Category Archives: Chip Handling



In North America, most woody biomass is transported by truck, whether it is logs, lumber, pulp chips, shavings, sawdust, wood pellets or wastewood / hog fuel.   Trucks are versatile, plentiful, easily scheduled and economical over short distances. However, woody biomass is light and bulky and when transporting large volumes over long land distances, truck transport becomes costly; rail transport can be significantly less costly to use.

Transporting biomass by railcar has its challenges. Woody biomass takes many forms, shapes and sizes and can be a difficult-to-handle material, particularly getting it out of containers such as railcars.

Wood chip transport by railcar became popular in North America in the 60’s and 70’s with the determination that properly prepared sawmill residuals could be used for pulp chips.  Several hundred specially designed wood chip railcars were constructed and most of these railcars are still in use today.

Pulp chips make up the bulk of woody biomass being transported by rail in North America.  Pulp chips tend to be fairly uniform in size, but knit together after transport in box cars.  And, the chip moisture content can vary significantly, which can be a problem in very cold climates.  Wood chips will self-heat from biological action and oxidation if left to sit for awhile, and snow that might be sitting on top, melts and freezes at the bottom of the railcar.

Wood pellets are also transported by rail, more so as the world demand for pellets increases.

In BC, pulp chips and wood pellets are routinely transported hundreds of kilometers by rail from the BC interior to the ports in Vancouver and Prince Rupert for trans-loading onto ships. Continue reading →


1  Introduction

Pulpmills are among the largest users of woody biomass and typically store and process huge SE Chip Pile, 1avolumes of wood chips prior to the pulping process. Storage volumes of 120,000 BDt (750,000 m³) are not uncommon.  The value of these chips is in the tens of millions of dollars, so mills have very specific requirements for storing wood chips to minimize fibre losses and maximize fibre recovery.

Things to consider when designing chip storage piles include: the material being handled, total required storage volume, practical live-storage volume, fibre aging, pile turn-over, dry fibre loss, chip degradation and breakage, dust and fire control, inventory management, the methods of pile-building and reclaiming, etc. Continue reading →

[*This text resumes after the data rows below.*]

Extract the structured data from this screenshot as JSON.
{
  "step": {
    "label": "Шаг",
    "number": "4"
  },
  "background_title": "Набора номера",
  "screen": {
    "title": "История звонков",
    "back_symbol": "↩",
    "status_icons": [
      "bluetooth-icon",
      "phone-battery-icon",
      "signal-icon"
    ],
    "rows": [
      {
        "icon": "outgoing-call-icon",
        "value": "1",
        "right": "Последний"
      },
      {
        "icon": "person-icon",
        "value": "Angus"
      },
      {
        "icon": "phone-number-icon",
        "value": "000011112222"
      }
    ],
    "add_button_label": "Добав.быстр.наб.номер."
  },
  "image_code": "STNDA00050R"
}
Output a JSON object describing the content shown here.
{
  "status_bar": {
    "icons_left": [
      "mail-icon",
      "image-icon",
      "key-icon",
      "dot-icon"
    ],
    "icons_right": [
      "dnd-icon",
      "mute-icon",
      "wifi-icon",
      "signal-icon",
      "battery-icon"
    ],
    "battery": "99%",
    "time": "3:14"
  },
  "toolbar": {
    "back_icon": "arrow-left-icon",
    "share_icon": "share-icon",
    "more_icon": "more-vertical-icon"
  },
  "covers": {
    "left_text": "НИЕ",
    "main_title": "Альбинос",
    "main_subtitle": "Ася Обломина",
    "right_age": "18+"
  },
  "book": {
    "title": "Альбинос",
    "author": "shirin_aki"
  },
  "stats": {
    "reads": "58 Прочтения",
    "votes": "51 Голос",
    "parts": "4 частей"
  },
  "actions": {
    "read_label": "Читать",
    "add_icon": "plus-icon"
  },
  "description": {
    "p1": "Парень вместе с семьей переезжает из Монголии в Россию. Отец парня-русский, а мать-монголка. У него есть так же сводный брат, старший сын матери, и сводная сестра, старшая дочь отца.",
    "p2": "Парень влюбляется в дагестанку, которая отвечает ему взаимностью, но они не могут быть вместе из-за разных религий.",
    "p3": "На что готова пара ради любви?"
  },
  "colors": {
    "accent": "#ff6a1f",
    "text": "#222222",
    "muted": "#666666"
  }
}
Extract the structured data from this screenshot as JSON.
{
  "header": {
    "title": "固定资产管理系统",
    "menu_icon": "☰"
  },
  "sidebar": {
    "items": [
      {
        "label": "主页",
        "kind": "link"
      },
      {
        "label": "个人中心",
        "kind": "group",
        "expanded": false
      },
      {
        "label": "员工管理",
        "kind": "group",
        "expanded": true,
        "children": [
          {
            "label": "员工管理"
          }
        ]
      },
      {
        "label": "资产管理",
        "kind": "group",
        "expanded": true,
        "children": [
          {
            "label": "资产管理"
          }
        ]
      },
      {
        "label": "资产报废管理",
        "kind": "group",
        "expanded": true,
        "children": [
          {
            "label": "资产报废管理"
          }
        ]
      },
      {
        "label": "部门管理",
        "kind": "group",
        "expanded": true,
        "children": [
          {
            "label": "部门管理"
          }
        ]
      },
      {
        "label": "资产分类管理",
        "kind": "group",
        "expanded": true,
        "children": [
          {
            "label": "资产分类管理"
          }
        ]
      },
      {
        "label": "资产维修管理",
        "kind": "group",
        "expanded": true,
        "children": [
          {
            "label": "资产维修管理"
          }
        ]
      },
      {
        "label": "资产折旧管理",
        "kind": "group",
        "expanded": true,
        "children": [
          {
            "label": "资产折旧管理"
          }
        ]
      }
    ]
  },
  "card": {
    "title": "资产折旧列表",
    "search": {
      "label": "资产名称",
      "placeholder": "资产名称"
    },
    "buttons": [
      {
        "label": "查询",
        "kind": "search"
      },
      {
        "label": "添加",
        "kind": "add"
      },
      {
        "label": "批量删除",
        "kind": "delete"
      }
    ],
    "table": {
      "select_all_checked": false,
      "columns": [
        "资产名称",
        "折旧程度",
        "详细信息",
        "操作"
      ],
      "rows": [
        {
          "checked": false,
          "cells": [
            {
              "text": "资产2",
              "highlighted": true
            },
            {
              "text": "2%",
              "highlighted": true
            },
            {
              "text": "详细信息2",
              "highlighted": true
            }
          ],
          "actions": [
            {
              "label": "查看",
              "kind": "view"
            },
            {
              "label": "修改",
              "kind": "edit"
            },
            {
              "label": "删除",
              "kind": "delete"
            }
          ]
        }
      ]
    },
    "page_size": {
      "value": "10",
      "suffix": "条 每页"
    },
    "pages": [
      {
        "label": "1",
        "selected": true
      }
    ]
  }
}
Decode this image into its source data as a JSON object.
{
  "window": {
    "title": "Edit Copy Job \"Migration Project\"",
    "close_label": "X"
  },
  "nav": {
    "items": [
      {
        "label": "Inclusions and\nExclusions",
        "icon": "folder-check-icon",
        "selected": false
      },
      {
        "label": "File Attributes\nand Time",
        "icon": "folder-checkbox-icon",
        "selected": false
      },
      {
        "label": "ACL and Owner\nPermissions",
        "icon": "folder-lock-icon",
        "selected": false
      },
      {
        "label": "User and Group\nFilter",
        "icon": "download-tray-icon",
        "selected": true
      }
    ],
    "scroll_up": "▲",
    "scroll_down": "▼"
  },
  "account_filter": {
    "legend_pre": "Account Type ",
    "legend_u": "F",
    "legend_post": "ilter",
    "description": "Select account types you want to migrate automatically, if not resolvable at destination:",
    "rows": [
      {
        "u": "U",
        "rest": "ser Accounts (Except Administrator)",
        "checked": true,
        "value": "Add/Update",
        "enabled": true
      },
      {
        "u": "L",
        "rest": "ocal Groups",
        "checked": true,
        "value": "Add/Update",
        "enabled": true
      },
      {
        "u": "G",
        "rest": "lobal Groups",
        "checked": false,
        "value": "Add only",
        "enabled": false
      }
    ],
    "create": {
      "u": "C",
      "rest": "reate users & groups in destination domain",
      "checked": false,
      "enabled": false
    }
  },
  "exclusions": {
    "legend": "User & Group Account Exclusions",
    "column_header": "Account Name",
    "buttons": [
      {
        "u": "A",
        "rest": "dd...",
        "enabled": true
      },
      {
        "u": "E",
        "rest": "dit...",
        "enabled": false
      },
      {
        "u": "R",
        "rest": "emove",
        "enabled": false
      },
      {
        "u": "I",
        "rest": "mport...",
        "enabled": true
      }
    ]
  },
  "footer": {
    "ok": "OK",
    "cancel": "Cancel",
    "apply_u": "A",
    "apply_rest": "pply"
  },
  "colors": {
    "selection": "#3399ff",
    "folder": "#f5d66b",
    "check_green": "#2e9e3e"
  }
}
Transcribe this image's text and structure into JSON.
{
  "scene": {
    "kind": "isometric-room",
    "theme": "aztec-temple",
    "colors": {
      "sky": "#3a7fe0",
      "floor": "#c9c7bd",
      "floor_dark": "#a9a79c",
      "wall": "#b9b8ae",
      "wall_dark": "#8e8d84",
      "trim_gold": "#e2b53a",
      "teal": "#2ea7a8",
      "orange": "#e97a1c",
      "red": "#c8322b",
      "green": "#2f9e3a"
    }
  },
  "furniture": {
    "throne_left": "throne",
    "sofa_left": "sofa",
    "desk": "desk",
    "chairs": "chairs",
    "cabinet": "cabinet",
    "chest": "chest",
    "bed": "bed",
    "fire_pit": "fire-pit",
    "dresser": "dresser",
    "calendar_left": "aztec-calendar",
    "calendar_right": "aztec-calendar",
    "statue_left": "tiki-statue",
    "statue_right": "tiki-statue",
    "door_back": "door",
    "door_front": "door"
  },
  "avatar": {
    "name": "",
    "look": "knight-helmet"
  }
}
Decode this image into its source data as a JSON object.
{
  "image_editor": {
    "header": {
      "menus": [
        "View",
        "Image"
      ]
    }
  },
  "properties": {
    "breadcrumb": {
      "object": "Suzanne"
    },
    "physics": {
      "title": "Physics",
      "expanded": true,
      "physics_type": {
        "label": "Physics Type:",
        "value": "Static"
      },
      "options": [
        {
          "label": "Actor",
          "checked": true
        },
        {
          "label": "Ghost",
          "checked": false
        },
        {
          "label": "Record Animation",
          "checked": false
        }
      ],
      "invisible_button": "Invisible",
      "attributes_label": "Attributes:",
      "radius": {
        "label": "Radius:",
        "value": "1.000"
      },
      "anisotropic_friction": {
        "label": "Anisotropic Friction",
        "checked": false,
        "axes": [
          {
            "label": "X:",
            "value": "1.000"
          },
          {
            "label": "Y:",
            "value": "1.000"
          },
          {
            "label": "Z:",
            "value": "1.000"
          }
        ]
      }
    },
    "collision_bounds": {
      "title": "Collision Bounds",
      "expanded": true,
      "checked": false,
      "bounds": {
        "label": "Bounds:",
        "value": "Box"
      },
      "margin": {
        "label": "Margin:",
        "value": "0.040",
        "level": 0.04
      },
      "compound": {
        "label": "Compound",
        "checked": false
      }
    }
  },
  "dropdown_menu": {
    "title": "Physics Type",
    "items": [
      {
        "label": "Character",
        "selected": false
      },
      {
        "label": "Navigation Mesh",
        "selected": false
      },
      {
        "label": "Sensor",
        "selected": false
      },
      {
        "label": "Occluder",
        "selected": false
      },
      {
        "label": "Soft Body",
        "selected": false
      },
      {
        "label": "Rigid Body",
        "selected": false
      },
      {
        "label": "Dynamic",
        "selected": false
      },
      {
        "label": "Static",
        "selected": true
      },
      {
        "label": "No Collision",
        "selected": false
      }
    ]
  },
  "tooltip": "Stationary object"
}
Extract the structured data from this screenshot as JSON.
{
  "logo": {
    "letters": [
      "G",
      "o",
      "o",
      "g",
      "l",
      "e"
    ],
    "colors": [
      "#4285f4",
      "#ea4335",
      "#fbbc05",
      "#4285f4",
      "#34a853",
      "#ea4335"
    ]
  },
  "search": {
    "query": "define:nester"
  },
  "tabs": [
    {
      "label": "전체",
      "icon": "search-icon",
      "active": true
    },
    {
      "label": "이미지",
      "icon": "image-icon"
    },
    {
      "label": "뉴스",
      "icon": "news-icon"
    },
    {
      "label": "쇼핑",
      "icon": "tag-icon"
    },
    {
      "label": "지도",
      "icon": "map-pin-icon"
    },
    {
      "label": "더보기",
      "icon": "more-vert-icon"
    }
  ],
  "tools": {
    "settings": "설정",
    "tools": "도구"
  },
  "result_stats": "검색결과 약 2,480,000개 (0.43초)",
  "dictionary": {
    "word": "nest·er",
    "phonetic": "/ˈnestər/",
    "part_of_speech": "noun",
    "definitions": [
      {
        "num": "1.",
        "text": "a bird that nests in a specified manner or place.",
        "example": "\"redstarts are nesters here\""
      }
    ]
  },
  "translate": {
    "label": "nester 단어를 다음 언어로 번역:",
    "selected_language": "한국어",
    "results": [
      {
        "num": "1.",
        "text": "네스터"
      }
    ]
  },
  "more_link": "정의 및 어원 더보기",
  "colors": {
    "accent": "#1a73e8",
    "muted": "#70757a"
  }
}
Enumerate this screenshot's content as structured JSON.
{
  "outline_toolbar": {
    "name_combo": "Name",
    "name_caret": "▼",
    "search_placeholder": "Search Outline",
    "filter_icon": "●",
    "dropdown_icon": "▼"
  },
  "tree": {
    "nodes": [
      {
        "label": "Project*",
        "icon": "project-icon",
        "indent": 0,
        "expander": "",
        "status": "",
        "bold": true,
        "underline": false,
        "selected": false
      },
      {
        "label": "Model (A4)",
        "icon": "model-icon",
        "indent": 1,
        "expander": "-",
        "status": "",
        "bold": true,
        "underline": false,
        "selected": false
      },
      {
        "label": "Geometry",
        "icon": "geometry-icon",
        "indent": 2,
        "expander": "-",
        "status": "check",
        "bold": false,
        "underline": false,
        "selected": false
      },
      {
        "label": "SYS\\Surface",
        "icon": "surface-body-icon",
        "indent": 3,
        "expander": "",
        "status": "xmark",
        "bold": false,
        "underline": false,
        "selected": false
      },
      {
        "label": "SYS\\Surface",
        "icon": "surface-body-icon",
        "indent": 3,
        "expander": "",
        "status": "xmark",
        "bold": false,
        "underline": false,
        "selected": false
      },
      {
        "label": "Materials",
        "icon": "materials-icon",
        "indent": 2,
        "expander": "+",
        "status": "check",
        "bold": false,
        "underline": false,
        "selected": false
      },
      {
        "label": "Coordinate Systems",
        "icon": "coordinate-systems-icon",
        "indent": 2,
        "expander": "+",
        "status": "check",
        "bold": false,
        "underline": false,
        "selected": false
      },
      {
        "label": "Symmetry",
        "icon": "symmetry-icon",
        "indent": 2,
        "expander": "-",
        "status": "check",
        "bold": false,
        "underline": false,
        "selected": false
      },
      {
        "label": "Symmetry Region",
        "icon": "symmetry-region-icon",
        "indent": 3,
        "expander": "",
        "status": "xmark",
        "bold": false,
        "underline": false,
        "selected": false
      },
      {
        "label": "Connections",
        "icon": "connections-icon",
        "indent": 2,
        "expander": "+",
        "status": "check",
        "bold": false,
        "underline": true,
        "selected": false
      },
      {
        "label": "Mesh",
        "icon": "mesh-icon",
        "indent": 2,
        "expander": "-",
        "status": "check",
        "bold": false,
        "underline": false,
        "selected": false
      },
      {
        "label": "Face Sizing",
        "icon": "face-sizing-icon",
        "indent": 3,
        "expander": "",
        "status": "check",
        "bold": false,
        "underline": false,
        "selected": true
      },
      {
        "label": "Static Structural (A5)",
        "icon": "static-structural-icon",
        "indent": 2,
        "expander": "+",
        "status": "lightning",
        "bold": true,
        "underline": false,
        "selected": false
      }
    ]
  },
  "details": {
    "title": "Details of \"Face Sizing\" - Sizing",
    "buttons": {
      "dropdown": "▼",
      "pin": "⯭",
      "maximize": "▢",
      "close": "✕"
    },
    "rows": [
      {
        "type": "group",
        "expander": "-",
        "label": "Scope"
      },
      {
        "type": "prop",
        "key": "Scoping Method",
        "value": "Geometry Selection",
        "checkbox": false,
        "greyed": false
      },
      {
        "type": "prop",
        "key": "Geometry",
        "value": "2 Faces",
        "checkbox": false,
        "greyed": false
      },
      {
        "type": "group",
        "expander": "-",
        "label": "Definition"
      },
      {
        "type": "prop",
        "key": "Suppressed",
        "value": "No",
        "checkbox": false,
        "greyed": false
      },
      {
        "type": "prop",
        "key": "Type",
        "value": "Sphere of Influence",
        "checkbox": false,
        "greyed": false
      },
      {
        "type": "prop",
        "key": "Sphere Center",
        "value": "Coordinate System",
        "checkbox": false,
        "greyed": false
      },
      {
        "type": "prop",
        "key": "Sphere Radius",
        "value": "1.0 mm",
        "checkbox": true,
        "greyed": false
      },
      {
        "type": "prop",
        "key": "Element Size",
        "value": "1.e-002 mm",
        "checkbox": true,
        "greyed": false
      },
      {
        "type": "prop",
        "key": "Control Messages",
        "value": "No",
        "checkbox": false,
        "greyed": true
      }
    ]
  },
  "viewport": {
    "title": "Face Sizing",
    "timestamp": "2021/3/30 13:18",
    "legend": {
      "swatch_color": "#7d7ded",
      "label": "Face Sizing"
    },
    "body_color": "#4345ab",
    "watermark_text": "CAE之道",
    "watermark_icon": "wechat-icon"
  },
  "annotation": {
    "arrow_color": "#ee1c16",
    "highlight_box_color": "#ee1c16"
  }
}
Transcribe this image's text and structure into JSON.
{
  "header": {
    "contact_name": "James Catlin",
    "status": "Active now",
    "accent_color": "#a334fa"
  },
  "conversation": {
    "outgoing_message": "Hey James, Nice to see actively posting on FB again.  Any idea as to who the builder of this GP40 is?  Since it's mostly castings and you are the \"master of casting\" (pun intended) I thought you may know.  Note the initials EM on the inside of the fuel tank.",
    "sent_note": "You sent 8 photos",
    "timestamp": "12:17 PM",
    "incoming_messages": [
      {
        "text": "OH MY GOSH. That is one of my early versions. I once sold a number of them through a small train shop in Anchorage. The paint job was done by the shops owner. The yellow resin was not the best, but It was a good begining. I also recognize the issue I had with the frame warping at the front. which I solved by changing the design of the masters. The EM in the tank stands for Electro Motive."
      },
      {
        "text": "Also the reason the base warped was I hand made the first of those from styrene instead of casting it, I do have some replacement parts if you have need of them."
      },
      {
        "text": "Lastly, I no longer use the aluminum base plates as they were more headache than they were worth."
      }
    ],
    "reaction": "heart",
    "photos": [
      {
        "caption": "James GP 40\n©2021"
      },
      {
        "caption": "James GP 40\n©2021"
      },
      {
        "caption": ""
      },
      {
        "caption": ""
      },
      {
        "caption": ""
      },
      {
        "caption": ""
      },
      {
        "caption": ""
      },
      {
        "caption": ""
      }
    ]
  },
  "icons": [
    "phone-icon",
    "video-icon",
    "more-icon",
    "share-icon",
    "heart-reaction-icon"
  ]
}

It has been well documented that a Kraft wood pulp digester fed with a uniform chip size and a controlled volume of pins and fines provides a measurable improvement to the pulping process and pulp quality. Chips less than 7 mm thick pulp more completely than thicker chips, giving a uniform raw material for easily controlled pulping and bleaching. Additionally, removing the `pins’ and `fines’ from the digester feed improves operating performance.

Chip thickness screening (CTS) is a wood chip segregation and conditioning process that removes the overthick chips from the chip furnish and processes them either by slicing or crushing so that they can be uniformly cooked along with the screen accepts.

Most mills recognized the benefits of CTS in the early 1990’s and installed CTS systems; however, there were significant technological advances in the late 1990’s that many mills missed and still have not upgraded their equipment to the latest, most efficient technologies.

Although the actual pulping process improvements resulting from the application of CTS may vary from mill to mill, generally improvements can be found in the following areas:

  • Improved wood utilization.
  • Increased digester maximum production.
  • Increased yield.
  • Decreased digester alkali application.
  • Recovery boiler solids reduction.
  • Increased chip screens system availability.
  • Less mechanical damage due to foreign materials such as rocks.

This article provides a brief description of the CTS process and summarizes the potential benefits. For excellent reference papers on chip thickness screening and the benefits, see the references included at the end of this article. Continue reading →



“Plastic is Drastic” is the theme of an environmentalist group that is concerned about plastic contamination in the oceans.  It has also been a constant refrain heard for decades in pulp and paper mills throughout the world.

Miniscule tramp particles of plastic are present in most pulp and paper, and can cause numerous and costly operating problems not only for the pulp producer but also for the end-user. Plastic particles become embedded in the pulp and can cause the sheet to tear during processing or will become coated on equipment and cause streaks in the pulp.  Additionally, plastic particles embedded in paper will not accept printing ink.

Indeed, plastic contamination in pulp is a small but significant and costly problem in pulp manufacture; the amount of plastic in one small plastic pen can ruin 1,000 tonnes of pulp.  Generally, the industry has done a great job of controlling the amount of plastic used in a pulp mill, but plastic contamination is still a significant problem that mill operators keep a `keen’ eye on.

Unfortunately, there is no `magic bullet’, when it comes to eliminating plastic contamination.  Removing plastic from pulp is almost impossible, so the best solution is to prevent plastic from getting into the wood chips and pulp in the first place. Continue reading →